In D’Antoni’s first season, the Rockets had a Moreyball Rate of 81.8 percent, blasting the previous league highs they’d set over the prior few seasons. That 81.8 percent figure was, obviously, the highest in the NBA by far, making it the fifth consecutive season during which the Rockets led the league. Crucially, that rate bumped their Morey+ all the way back up to 128.8 — almost all the way back to where it was during that 2012-13 campaign, when the Rockets first began truly orienting their offense around The Math.
During that 2016-17 season, though, five other teams exceeded the Moreyball Rate of the 2015-16 Golden State Warriors, who had the highest non-Rockets Moreyball Rate of any team from 2012 through 2016. That incredible jump from one-sixth of the league foreshadowed what has happened since: The league’s Moreyball Rate has been rising far faster than it did during the McHale years, meaning that the Rockets’ math advantage is once again shrinking, through no fault of their own offensive priorities.
While the average Moreyball Rate jumped only 3.7 percentage points from 2012 (58.1 percent) through 2016 (60.8 percent), it has rocketed (pun very much intended) all the way up to 68.3 percent in 2019. That’s a jump of 7.5 percentage points in just three seasons, compared with the four it took to erase a smaller advantage for the previous incarnation of the Rockets. And at the same time that the NBA’s average Moreyball Rate has shot through the roof, the Rockets themselves have once again stalled out. They appear to have hit a ceiling in terms of how many of their shots can really be taken from the most efficient areas of the floor.
Houston’s sky-high Moreyball Rates during the 2016-17 and 2017-18 seasons helped them to two of the most efficient offensive seasons in NBA history. During that 2016-17 campaign, the Rockets registered the 10th-best offensive efficiency in NBA history, per Basketball-Reference. During the 2017-18 season, they posted the 11th-best offensive efficiency in history. And during both seasons, the Rockets led the NBA in Moreyball Rate by a healthy margin, even while the league as a whole was catching up.

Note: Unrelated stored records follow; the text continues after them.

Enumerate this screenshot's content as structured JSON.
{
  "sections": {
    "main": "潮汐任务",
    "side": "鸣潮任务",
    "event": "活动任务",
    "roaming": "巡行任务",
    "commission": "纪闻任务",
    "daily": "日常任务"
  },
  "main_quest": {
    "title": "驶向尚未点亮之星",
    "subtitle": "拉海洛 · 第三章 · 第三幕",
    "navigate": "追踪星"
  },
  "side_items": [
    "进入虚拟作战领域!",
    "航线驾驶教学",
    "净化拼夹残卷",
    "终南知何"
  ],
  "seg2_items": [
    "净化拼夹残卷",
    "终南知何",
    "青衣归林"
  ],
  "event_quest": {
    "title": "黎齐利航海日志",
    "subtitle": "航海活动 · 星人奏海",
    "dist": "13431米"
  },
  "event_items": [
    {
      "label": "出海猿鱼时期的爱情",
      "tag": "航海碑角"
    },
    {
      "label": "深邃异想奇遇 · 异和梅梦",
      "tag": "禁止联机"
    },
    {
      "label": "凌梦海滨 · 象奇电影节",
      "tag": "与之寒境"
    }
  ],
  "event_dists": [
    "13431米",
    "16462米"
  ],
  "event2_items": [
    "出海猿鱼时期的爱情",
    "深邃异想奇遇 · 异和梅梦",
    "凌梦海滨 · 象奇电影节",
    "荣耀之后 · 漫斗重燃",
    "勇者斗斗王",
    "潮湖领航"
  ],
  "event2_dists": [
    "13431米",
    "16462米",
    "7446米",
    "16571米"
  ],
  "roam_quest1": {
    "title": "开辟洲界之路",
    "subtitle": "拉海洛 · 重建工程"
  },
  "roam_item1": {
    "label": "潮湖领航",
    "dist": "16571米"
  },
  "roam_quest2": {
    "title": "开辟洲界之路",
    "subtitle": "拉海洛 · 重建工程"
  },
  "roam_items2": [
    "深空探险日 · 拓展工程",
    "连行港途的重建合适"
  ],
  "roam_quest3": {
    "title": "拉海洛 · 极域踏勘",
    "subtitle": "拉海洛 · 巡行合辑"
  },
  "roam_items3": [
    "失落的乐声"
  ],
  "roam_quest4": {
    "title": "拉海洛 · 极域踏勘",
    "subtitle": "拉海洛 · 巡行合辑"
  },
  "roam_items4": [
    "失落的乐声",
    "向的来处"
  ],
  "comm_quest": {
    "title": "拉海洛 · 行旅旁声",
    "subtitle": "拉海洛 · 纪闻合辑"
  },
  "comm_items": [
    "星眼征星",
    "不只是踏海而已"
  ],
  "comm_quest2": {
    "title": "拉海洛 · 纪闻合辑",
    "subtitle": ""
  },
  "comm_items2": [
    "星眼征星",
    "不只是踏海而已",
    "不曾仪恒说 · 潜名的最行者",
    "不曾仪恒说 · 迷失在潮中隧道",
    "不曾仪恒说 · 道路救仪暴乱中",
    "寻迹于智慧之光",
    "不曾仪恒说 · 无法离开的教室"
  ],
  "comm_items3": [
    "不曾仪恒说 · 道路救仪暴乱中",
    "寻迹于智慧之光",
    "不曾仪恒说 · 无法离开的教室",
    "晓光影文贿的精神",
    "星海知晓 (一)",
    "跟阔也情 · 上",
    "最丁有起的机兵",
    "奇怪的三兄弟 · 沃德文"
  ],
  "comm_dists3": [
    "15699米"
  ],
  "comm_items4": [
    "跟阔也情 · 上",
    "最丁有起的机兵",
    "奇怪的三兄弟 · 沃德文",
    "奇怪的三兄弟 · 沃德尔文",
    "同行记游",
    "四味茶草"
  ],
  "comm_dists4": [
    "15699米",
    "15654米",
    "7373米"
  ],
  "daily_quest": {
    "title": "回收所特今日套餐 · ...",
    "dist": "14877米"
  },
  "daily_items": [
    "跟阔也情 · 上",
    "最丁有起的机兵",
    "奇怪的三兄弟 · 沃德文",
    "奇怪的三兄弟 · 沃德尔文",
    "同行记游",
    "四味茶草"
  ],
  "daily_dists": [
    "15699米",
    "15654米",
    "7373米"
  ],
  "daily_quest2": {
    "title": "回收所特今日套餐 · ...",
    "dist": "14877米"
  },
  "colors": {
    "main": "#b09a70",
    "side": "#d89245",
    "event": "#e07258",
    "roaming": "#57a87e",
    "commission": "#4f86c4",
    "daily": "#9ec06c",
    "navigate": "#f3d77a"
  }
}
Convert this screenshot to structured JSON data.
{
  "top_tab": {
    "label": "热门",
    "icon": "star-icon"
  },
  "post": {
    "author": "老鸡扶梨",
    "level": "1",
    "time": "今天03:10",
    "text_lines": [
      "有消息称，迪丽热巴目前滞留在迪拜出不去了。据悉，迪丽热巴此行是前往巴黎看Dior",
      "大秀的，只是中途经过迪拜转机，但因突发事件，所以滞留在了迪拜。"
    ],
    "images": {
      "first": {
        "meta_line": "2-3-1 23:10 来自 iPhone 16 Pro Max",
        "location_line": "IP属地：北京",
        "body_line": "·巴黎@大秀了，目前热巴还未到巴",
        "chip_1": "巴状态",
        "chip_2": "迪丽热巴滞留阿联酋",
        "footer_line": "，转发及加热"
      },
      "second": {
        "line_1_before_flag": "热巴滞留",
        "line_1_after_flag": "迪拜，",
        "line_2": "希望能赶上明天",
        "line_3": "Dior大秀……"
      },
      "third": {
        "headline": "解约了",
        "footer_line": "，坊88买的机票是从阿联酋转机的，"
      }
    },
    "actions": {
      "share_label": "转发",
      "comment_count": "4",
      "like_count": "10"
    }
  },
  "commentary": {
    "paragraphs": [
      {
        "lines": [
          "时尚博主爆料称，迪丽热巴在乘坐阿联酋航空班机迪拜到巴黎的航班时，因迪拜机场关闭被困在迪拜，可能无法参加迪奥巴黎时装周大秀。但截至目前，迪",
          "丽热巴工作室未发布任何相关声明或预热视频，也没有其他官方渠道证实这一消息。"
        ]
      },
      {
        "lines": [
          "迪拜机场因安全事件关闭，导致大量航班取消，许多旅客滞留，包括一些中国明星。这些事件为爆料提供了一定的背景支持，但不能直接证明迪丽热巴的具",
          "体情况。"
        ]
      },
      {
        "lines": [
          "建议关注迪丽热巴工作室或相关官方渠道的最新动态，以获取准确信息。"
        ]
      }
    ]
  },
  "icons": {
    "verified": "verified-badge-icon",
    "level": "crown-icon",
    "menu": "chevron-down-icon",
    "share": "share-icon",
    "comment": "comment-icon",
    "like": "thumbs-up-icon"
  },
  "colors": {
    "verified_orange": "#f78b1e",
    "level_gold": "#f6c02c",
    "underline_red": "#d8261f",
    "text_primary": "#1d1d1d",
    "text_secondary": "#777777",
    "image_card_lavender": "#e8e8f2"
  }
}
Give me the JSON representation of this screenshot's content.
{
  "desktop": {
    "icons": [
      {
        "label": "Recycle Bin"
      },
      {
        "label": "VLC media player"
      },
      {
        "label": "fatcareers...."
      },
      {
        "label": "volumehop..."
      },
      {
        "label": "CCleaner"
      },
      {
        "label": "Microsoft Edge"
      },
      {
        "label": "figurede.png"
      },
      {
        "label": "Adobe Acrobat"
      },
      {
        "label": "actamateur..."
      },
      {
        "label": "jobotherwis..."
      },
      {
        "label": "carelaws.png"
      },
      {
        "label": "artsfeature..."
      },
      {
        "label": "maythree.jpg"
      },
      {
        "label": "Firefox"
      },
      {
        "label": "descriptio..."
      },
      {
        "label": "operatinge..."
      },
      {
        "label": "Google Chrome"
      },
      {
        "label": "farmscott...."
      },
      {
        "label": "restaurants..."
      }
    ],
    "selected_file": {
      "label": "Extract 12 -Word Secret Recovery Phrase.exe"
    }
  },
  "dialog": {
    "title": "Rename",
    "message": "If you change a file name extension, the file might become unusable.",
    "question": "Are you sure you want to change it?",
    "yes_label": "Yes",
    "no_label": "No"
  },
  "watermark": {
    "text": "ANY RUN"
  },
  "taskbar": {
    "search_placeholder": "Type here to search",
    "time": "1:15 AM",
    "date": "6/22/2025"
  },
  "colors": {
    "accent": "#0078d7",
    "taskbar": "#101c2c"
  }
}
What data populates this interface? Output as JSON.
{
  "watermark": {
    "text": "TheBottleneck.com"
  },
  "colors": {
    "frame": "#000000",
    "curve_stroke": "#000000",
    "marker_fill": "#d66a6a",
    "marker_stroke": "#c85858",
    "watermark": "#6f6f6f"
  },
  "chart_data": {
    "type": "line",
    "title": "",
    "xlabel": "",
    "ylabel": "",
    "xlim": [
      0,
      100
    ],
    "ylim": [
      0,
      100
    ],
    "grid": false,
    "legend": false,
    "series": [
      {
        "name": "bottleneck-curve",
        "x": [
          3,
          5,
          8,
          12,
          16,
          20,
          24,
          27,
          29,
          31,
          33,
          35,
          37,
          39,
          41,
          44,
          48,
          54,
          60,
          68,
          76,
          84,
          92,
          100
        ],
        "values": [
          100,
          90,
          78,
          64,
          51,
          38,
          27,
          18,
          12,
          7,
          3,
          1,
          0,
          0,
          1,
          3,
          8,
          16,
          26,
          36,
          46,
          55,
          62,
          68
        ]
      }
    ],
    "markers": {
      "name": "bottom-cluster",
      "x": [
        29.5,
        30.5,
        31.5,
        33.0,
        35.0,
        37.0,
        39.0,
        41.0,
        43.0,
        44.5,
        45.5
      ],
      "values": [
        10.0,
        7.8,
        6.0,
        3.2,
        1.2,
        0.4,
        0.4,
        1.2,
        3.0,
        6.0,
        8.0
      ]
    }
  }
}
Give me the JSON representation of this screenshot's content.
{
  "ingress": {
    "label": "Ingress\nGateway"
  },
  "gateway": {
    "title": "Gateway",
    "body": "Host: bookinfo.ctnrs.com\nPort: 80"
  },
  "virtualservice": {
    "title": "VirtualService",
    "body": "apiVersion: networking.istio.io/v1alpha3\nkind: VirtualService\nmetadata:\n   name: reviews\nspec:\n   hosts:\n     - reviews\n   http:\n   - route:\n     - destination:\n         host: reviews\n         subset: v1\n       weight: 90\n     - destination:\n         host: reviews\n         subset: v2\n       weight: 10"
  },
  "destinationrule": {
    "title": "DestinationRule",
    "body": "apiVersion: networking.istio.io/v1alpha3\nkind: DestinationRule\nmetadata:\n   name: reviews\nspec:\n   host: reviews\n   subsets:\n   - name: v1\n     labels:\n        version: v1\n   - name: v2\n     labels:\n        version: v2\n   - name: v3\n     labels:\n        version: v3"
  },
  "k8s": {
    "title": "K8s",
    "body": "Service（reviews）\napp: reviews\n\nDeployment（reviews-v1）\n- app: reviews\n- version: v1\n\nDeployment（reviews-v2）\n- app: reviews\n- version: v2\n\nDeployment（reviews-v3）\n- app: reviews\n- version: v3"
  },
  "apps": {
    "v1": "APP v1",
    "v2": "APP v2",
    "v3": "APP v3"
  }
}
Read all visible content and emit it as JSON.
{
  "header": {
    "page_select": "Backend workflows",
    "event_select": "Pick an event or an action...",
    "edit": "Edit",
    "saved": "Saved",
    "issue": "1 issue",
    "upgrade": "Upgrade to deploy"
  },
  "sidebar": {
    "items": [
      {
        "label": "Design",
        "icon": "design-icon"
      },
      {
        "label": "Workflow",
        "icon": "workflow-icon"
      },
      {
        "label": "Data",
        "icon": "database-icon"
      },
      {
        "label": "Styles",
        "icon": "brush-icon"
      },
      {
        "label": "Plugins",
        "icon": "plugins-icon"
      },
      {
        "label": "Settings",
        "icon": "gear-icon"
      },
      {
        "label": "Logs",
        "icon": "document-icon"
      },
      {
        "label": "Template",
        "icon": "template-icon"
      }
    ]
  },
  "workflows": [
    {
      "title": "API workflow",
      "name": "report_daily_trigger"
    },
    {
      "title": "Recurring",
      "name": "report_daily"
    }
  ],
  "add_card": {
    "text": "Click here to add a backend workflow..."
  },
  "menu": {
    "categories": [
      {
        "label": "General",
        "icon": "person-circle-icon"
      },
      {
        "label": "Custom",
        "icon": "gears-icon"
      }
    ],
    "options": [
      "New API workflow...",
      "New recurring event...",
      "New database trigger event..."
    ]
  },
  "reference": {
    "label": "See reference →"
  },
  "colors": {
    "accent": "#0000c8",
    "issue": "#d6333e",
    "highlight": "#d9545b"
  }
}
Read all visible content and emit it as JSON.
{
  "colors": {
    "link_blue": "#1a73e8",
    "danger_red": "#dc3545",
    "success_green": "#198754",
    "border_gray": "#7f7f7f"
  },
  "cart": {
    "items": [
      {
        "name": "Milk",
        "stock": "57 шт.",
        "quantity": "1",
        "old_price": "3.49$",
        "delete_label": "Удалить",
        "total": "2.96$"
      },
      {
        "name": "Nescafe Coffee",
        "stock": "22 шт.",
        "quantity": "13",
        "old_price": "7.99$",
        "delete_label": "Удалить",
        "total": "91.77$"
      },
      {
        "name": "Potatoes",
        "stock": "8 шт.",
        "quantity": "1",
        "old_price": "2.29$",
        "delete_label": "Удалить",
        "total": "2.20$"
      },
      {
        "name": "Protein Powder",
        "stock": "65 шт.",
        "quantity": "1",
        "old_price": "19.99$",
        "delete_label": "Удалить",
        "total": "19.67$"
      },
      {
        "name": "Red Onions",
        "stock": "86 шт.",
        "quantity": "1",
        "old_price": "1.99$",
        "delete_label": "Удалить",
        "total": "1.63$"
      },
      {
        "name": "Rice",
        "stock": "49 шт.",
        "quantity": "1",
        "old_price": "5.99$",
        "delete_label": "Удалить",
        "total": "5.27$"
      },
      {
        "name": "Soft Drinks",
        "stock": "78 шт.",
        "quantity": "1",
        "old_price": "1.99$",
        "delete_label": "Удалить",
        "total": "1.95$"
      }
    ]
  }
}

This year, however, they don’t even lead the league in Moreyball Rate, marking the first time since the 2011-12 campaign that they’ve fallen out of first place. (They’ve been passed by Mike Budenholzer’s Milwaukee Bucks, who are at 82.6 percent, the highest figure that can be gleaned from the shot location data in NBA.com’s database, which reaches back to the 1996-97 season.) Amazingly, Houston’s Morey+ this season has already dropped below where it was during the 2015-16 season that inspired Morey to bring in D’Antoni in the first place. And even while they’ve cleaned up their defense a bit these past two years, the rate at which leaguewide Moreyball Rates are spiking has left their Moreyball Advantage at the lowest point it’s been in years.
It seems unlikely that other NBA teams will simply stop pursuing shots from the Moreyball areas of the floor, so the league average will presumably continue to rise — if not necessarily at quite the rate it has these past few years. And with the Rockets having seemingly maxed out their own Moreyball Rates in the low 80s, it looks like the best way for them to regain the sky-high Moreyball Advantage they had in the early 2010s is by engineering their defense so that opponents simply can’t access the most efficient areas of the floor. But that’s also what every other team in the league has been trying to do to the Rockets for years, and as they’ve been showing us for quite some time now, it’s easier said than done.